Assignment — Each line of the entries below that holds "this" is needed, copied in full.
#####
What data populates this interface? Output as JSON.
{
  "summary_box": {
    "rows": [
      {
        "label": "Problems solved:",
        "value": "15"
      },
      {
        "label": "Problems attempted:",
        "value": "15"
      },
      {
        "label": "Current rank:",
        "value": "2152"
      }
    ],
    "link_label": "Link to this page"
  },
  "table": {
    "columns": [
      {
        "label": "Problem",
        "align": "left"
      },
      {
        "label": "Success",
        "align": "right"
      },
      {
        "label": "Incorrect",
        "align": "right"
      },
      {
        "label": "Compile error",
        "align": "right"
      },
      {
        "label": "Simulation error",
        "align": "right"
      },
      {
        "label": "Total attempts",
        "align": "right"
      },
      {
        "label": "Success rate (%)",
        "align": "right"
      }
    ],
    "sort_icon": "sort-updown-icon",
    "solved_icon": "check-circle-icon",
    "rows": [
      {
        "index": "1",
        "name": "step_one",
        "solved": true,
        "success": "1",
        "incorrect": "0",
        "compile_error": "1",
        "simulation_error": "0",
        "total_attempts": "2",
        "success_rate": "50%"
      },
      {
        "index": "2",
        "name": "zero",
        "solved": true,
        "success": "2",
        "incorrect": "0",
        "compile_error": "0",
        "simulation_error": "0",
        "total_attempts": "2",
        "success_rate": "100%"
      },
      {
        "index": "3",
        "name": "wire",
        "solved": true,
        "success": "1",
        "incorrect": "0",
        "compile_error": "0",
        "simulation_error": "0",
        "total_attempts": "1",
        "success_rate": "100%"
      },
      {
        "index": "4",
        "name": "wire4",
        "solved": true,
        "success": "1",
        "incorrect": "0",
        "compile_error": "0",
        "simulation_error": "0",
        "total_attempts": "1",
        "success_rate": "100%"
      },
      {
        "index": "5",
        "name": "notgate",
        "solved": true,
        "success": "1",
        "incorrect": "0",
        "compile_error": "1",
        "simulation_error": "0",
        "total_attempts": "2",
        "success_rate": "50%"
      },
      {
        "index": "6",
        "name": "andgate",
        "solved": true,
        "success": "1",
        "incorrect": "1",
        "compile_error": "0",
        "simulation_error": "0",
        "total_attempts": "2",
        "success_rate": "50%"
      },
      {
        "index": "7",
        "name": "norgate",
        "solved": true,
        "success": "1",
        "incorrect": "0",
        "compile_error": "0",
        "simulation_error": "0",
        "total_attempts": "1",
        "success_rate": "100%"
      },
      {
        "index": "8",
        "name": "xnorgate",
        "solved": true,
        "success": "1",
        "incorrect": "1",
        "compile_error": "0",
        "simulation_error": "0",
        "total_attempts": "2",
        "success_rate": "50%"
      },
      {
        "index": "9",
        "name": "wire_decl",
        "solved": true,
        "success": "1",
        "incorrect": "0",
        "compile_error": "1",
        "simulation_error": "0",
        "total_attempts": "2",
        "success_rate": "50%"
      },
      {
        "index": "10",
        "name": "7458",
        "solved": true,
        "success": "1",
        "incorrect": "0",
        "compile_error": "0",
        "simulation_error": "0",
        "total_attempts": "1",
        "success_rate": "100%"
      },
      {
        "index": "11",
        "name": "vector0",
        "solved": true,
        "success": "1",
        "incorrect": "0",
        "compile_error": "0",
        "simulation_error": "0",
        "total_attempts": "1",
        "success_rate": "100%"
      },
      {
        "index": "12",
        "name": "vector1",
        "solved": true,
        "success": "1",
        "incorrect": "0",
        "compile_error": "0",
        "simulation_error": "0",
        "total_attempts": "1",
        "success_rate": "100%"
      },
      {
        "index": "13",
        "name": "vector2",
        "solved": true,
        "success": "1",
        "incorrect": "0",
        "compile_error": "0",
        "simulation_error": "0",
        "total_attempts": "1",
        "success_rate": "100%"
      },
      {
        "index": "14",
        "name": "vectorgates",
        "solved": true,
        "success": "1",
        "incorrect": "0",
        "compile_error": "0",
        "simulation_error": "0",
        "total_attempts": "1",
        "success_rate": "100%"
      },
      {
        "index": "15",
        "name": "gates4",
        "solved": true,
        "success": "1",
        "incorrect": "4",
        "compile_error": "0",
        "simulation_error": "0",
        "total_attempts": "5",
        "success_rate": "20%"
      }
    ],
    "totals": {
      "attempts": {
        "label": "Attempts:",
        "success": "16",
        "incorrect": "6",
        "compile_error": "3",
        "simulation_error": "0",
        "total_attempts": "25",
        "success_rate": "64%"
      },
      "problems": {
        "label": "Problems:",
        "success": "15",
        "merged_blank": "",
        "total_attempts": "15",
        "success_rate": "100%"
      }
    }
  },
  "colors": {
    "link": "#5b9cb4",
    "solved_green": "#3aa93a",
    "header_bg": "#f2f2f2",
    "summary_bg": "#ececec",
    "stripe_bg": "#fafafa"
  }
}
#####
Exercise answer —
What data populates this interface? Output as JSON.
    "link_label": "Link to this page"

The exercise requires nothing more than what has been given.